3/2/2013 7:00 AM
By Margaret Gates Regional Editor
The Maryland Holstein Convention is typically an opportunity to recognize youth and honor some of the state’s outstanding breeders for their hard work and dedication.
The 2013 convention, which kicks off Friday at the Carroll County Ag Center’s Burns Hall in Westminster, is no different
But for those in Carroll County who are hosting the event, it is a celebration of a little something more, something embodied in this year’s theme: “Rich Friendships ... Real Holsteins.”
“What makes Carroll County unique is our friendships, how close we are,” said Lisa Schwartzbeck, publicity coordinator for the convention. “We are a close farming community.”
Four lifelong friends would certainly agree with that assessment.
Crystal Stambaugh Edwards, Kelly Myers Zepp, Erin Burall Mongold and Jessica Fritz Little formed their ties in 4-H. Time has only served to strengthen that bond, reinforced by their shared love of farming — and Holsteins.
Their other common bond: All four women, now married adults with their own families, have returned to work on their family farms.
“We all kind of hang out in the same circle and see each other at all the cow functions,” said Edwards, who is herd manager at Pheasant Echo’s Farm in Westminster, where they milk about 110 to 115 cows.
Edwards handles evening milkings and as many mornings as possible, along with herd management, breeding decisions with her brother, vaccinations and dehornings. She’s also served on the Holstein club’s board of directors and helped with various committees and sales.
Zepp returned to work on her family’s Windsor Manor Farm in New Windsor, where she handles the majority of the milking, along with other duties. She is also past president of the Carroll County Holstein Club.
Zepp is co-chairwoman of this year’s convention, along with Edwards’ sister, Tanya.
Mongold is the current president of the county Holstein club and herd manager for her family’s Burlin Farm in New Windsor, where she handles all the milkings, calf feeding, mating and vet checks. She also serves on the state Holstein association board.

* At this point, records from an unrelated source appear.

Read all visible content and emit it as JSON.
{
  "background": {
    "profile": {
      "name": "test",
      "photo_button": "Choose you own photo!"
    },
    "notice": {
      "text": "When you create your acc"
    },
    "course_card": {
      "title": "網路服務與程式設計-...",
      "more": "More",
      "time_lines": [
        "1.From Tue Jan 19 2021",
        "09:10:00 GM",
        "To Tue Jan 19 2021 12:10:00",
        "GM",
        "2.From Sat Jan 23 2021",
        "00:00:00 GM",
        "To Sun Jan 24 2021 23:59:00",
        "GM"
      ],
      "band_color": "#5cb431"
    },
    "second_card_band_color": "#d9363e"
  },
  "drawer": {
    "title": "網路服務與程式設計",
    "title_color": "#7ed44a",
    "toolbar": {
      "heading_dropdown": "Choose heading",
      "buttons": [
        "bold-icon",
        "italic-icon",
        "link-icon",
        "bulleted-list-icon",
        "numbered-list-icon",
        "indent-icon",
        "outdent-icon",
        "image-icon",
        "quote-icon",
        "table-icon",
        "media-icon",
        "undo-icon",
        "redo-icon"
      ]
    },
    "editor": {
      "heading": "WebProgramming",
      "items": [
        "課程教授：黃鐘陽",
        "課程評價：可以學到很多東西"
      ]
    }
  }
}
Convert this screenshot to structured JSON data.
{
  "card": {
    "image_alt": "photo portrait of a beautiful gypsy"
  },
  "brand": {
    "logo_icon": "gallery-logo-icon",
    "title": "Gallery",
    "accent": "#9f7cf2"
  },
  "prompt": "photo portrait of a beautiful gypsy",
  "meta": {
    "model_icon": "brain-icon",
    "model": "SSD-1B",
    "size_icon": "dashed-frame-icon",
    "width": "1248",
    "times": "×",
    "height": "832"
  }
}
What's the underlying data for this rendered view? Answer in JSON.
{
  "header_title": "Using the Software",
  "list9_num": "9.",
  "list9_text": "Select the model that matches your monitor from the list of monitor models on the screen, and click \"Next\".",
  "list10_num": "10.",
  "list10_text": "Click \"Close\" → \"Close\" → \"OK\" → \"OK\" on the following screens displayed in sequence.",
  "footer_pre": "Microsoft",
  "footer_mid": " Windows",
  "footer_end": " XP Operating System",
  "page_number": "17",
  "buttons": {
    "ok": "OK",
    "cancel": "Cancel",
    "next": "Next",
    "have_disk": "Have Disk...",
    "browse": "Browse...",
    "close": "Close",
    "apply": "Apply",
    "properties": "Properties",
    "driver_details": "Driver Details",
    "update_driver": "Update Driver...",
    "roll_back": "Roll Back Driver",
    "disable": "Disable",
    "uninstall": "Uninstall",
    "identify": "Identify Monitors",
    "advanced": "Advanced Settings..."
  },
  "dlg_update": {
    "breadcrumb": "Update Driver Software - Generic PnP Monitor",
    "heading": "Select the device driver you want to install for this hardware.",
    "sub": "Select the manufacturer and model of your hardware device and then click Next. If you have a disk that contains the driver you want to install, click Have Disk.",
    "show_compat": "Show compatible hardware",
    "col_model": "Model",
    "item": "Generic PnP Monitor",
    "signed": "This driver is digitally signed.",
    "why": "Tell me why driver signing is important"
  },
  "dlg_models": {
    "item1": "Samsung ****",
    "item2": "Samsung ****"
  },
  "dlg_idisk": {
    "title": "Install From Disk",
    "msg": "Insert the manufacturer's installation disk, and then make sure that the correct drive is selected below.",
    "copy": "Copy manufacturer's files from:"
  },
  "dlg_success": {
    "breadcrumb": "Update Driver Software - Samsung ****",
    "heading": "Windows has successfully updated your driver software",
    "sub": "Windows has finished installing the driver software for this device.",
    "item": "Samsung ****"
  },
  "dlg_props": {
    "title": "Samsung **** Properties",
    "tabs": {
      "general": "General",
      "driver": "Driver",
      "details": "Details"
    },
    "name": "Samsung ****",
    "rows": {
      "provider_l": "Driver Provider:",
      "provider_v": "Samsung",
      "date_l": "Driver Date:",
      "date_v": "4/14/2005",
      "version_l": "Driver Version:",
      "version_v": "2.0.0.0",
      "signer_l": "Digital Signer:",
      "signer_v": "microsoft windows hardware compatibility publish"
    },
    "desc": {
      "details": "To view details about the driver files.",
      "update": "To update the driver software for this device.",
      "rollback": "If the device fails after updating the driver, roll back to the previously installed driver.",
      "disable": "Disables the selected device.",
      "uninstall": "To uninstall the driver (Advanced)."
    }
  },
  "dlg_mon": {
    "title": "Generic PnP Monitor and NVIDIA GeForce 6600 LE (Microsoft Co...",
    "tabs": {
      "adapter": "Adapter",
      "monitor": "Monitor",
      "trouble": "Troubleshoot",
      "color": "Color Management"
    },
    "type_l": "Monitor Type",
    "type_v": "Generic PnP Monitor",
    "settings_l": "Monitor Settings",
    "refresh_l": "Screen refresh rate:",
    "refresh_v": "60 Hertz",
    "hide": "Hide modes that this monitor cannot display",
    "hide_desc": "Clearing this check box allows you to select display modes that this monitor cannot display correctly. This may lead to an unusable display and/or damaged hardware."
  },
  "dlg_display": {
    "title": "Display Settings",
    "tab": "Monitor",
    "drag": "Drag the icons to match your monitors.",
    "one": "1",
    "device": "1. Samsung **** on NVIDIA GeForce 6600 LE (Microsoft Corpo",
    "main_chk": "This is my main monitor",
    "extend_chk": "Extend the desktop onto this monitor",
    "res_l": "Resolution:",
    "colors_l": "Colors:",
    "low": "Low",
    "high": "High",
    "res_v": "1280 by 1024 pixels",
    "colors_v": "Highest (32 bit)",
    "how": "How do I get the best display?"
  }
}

Burlin Farm has about 300 head, Mongold said, mostly Holstein but also some Brown Swiss. They milk about 190, she said.
Little does most of the milking and calf care at her family’s 60-head registered Holstein farm, Fritz Farm LLC in New Windsor. Her brother handles field work and crops.
Little is a member of the county Holstein club and also serves on the Maryland Dairy Princess committee. She helped coach the Maryland 4-H Dairy Judging team, traveling to the World Dairy Expo in Madison, Wis., last fall for the national contest.
Kelly and Crystal went to school together; Erin and Jessica were a few years younger. They’ve done Dairy Bowl, showing and judging together.
Kelly and Jessica were on an FFA judging team that went to nationals in the mid-1990s.
Kelly and Crystal decorated for Erin’s wedding. Crystal was Jessica’s maid of honor.
Kelly and Jessica live across the street from each other, and their children ride the school bus together every morning.
They all now live within five miles of one another.
“Really, that’s what our county is about,” Mongold said. “Everyone is real close friends.”
Zepp said the Carroll County Holstein Club is made up largely of parents, grandparents and children of farm families. She estimated that most members are part of a farm operation that’s been handed down through the generations.
“Within the county, everyone is so close and gets along, and we have a good time celebrating the Holsteins,” Zepp said.
This year’s celebration begins Friday, March 8, with a business meeting, luncheon, guest speaker John Burket of Burket Falls Farm discussing polled Holsteins, a regional meeting with Holstein USA, trade booths and visits with local herds. There will also be a ladies program.
An evening banquet will include the presentation of awards and scholarships, followed by a silent auction to benefit the Maryland Junior Holstein Club and the youth headed to the National Holstein Convention.
The agenda for Saturday, March 9, features the junior program, including a tour of Shepherd’s Manor Creamery, and the convention sale.
Various Holstein clubs across the state take turns hosting the convention each year. Carroll County last hosted the event six years ago.
Schwartzbeck said the convention host is typically responsible for the photo for the Maryland Holstein Annual. Rather than focus on one breeder or animal, organizers decided this year to focus on the membership as a whole and their shared friendships — and a convention theme was born.
“We loved it,” Edwards said of the theme.
Even in show circles, which can be very competitive, Edwards said, Carroll County breeders are supportive of each other’s successes.
Her family, the Stambaughs, had numerous wins over the past year, including the Maryland Futurity, she said.
“There were other people that were so happy for us, and that really makes you appreciate your friendships even more,” she said.
“I think it’s one of the great things about the dairy industry in Carroll County and Maryland, the camaraderie and the way people are always willing to help each other out,” Little said.
“I think other dairy farmers are the only people that can understand what dairy farmers go through,” she said. “And the challenges we face kind of draw everybody together.”